-- About this exercise --
All of the data that follows should be written out exactly.

-- Data for this exercise --

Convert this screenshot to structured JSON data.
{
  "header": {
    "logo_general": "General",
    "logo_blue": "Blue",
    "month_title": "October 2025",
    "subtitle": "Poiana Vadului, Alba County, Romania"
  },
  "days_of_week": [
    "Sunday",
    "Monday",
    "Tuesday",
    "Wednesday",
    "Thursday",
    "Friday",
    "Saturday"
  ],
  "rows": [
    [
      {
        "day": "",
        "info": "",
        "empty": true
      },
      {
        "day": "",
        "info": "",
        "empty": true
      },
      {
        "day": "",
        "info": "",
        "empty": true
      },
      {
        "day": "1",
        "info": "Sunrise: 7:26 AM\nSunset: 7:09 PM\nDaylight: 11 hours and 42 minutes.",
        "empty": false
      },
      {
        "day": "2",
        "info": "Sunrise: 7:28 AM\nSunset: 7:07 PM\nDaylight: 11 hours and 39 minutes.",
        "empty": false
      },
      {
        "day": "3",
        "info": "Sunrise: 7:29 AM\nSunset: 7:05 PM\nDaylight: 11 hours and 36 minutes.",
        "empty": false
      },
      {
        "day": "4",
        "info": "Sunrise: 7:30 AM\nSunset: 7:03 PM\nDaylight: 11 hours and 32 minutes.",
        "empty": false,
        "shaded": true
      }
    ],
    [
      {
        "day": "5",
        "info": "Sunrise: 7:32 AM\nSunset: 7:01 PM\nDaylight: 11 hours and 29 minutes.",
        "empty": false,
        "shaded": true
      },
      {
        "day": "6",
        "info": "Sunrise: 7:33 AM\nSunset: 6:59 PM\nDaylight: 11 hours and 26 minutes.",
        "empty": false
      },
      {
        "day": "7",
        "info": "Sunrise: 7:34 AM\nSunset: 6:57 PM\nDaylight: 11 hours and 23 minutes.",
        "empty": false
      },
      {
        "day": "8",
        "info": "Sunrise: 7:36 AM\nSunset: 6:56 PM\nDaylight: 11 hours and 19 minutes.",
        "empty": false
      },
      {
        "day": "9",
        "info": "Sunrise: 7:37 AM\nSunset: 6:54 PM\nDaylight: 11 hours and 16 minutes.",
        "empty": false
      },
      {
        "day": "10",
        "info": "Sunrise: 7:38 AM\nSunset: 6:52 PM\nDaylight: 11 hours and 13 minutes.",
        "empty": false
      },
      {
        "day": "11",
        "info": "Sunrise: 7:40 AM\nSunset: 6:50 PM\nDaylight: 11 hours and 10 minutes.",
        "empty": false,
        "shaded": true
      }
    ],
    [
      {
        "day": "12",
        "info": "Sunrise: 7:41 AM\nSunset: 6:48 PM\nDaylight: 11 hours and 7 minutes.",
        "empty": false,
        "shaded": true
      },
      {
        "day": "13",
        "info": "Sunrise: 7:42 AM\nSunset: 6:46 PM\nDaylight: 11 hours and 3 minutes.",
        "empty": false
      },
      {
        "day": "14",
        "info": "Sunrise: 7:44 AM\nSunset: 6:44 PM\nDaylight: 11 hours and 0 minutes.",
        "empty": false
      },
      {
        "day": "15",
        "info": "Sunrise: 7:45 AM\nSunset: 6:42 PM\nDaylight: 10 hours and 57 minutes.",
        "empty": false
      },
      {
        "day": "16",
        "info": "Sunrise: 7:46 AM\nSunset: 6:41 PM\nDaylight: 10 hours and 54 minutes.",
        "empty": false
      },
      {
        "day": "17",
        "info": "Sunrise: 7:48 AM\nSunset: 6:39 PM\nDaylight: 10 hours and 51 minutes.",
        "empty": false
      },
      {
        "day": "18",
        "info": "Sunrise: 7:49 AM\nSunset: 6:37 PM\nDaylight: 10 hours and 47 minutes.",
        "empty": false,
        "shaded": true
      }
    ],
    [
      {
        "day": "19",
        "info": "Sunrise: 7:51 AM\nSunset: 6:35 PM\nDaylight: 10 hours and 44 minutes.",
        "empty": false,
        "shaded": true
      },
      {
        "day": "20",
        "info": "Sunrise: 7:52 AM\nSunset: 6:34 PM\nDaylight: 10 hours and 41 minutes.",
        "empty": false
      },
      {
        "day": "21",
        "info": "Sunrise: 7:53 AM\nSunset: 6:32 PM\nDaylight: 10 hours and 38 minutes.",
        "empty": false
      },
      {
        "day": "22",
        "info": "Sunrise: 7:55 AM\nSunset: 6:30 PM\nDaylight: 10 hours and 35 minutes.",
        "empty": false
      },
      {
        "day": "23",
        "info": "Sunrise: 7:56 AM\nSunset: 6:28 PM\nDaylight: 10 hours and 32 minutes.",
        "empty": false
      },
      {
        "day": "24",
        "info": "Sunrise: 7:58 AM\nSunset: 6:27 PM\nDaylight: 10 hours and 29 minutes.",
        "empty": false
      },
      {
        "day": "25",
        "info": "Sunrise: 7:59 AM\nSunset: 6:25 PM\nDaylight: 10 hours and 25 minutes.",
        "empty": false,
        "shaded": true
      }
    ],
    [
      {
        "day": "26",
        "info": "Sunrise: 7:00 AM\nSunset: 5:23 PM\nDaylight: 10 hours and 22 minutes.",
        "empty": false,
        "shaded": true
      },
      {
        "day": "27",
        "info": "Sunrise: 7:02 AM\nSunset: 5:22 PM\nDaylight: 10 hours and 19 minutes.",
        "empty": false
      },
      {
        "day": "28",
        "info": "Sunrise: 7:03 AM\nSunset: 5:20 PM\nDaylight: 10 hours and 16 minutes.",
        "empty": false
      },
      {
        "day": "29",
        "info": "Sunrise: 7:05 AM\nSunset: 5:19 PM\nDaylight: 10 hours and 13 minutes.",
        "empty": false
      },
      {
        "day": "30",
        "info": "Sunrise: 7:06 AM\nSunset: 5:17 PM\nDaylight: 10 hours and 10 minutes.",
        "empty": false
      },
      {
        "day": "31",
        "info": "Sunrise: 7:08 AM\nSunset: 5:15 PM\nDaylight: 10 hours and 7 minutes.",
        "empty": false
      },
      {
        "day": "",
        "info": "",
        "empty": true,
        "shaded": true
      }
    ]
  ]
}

-- Expected answer --
Convert this screenshot to structured JSON data.
{
  "header": {
    "logo_general": "General",
    "logo_blue": "Blue",
    "month_title": "October 2025",
    "subtitle": "Poiana Vadului, Alba County, Romania"
  },
  "days_of_week": [
    "Sunday",
    "Monday",
    "Tuesday",
    "Wednesday",
    "Thursday",
    "Friday",
    "Saturday"
  ],
  "rows": [
    [
      {
        "day": "",
        "info": "",
        "empty": true
      },
      {
        "day": "",
        "info": "",
        "empty": true
      },
      {
        "day": "",
        "info": "",
        "empty": true
      },
      {
        "day": "1",
        "info": "Sunrise: 7:26 AM\nSunset: 7:09 PM\nDaylight: 11 hours and 42 minutes.",
        "empty": false
      },
      {
        "day": "2",
        "info": "Sunrise: 7:28 AM\nSunset: 7:07 PM\nDaylight: 11 hours and 39 minutes.",
        "empty": false
      },
      {
        "day": "3",
        "info": "Sunrise: 7:29 AM\nSunset: 7:05 PM\nDaylight: 11 hours and 36 minutes.",
        "empty": false
      },
      {
        "day": "4",
        "info": "Sunrise: 7:30 AM\nSunset: 7:03 PM\nDaylight: 11 hours and 32 minutes.",
        "empty": false,
        "shaded": true
      }
    ],
    [
      {
        "day": "5",
        "info": "Sunrise: 7:32 AM\nSunset: 7:01 PM\nDaylight: 11 hours and 29 minutes.",
        "empty": false,
        "shaded": true
      },
      {
        "day": "6",
        "info": "Sunrise: 7:33 AM\nSunset: 6:59 PM\nDaylight: 11 hours and 26 minutes.",
        "empty": false
      },
      {
        "day": "7",
        "info": "Sunrise: 7:34 AM\nSunset: 6:57 PM\nDaylight: 11 hours and 23 minutes.",
        "empty": false
      },
      {
        "day": "8",
        "info": "Sunrise: 7:36 AM\nSunset: 6:56 PM\nDaylight: 11 hours and 19 minutes.",
        "empty": false
      },
      {
        "day": "9",
        "info": "Sunrise: 7:37 AM\nSunset: 6:54 PM\nDaylight: 11 hours and 16 minutes.",
        "empty": false
      },
      {
        "day": "10",
        "info": "Sunrise: 7:38 AM\nSunset: 6:52 PM\nDaylight: 11 hours and 13 minutes.",
        "empty": false
      },
      {
        "day": "11",
        "info": "Sunrise: 7:40 AM\nSunset: 6:50 PM\nDaylight: 11 hours and 10 minutes.",
        "empty": false,
        "shaded": true
      }
    ],
    [
      {
        "day": "12",
        "info": "Sunrise: 7:41 AM\nSunset: 6:48 PM\nDaylight: 11 hours and 7 minutes.",
        "empty": false,
        "shaded": true
      },
      {
        "day": "13",
        "info": "Sunrise: 7:42 AM\nSunset: 6:46 PM\nDaylight: 11 hours and 3 minutes.",
        "empty": false
      },
      {
        "day": "14",
        "info": "Sunrise: 7:44 AM\nSunset: 6:44 PM\nDaylight: 11 hours and 0 minutes.",
        "empty": false
      },
      {
        "day": "15",
        "info": "Sunrise: 7:45 AM\nSunset: 6:42 PM\nDaylight: 10 hours and 57 minutes.",
        "empty": false
      },
      {
        "day": "16",
        "info": "Sunrise: 7:46 AM\nSunset: 6:41 PM\nDaylight: 10 hours and 54 minutes.",
        "empty": false
      },
      {
        "day": "17",
        "info": "Sunrise: 7:48 AM\nSunset: 6:39 PM\nDaylight: 10 hours and 51 minutes.",
        "empty": false
      },
      {
        "day": "18",
        "info": "Sunrise: 7:49 AM\nSunset: 6:37 PM\nDaylight: 10 hours and 47 minutes.",
        "empty": false,
        "shaded": true
      }
    ],
    [
      {
        "day": "19",
        "info": "Sunrise: 7:51 AM\nSunset: 6:35 PM\nDaylight: 10 hours and 44 minutes.",
        "empty": false,
        "shaded": true
      },
      {
        "day": "20",
        "info": "Sunrise: 7:52 AM\nSunset: 6:34 PM\nDaylight: 10 hours and 41 minutes.",
        "empty": false
      },
      {
        "day": "21",
        "info": "Sunrise: 7:53 AM\nSunset: 6:32 PM\nDaylight: 10 hours and 38 minutes.",
        "empty": false
      },
      {
        "day": "22",
        "info": "Sunrise: 7:55 AM\nSunset: 6:30 PM\nDaylight: 10 hours and 35 minutes.",
        "empty": false
      },
      {
        "day": "23",
        "info": "Sunrise: 7:56 AM\nSunset: 6:28 PM\nDaylight: 10 hours and 32 minutes.",
        "empty": false
      },
      {
        "day": "24",
        "info": "Sunrise: 7:58 AM\nSunset: 6:27 PM\nDaylight: 10 hours and 29 minutes.",
        "empty": false
      },
      {
        "day": "25",
        "info": "Sunrise: 7:59 AM\nSunset: 6:25 PM\nDaylight: 10 hours and 25 minutes.",
        "empty": false,
        "shaded": true
      }
    ],
    [
      {
        "day": "26",
        "info": "Sunrise: 7:00 AM\nSunset: 5:23 PM\nDaylight: 10 hours and 22 minutes.",
        "empty": false,
        "shaded": true
      },
      {
        "day": "27",
        "info": "Sunrise: 7:02 AM\nSunset: 5:22 PM\nDaylight: 10 hours and 19 minutes.",
        "empty": false
      },
      {
        "day": "28",
        "info": "Sunrise: 7:03 AM\nSunset: 5:20 PM\nDaylight: 10 hours and 16 minutes.",
        "empty": false
      },
      {
        "day": "29",
        "info": "Sunrise: 7:05 AM\nSunset: 5:19 PM\nDaylight: 10 hours and 13 minutes.",
        "empty": false
      },
      {
        "day": "30",
        "info": "Sunrise: 7:06 AM\nSunset: 5:17 PM\nDaylight: 10 hours and 10 minutes.",
        "empty": false
      },
      {
        "day": "31",
        "info": "Sunrise: 7:08 AM\nSunset: 5:15 PM\nDaylight: 10 hours and 7 minutes.",
        "empty": false
      },
      {
        "day": "",
        "info": "",
        "empty": true,
        "shaded": true
      }
    ]
  ]
}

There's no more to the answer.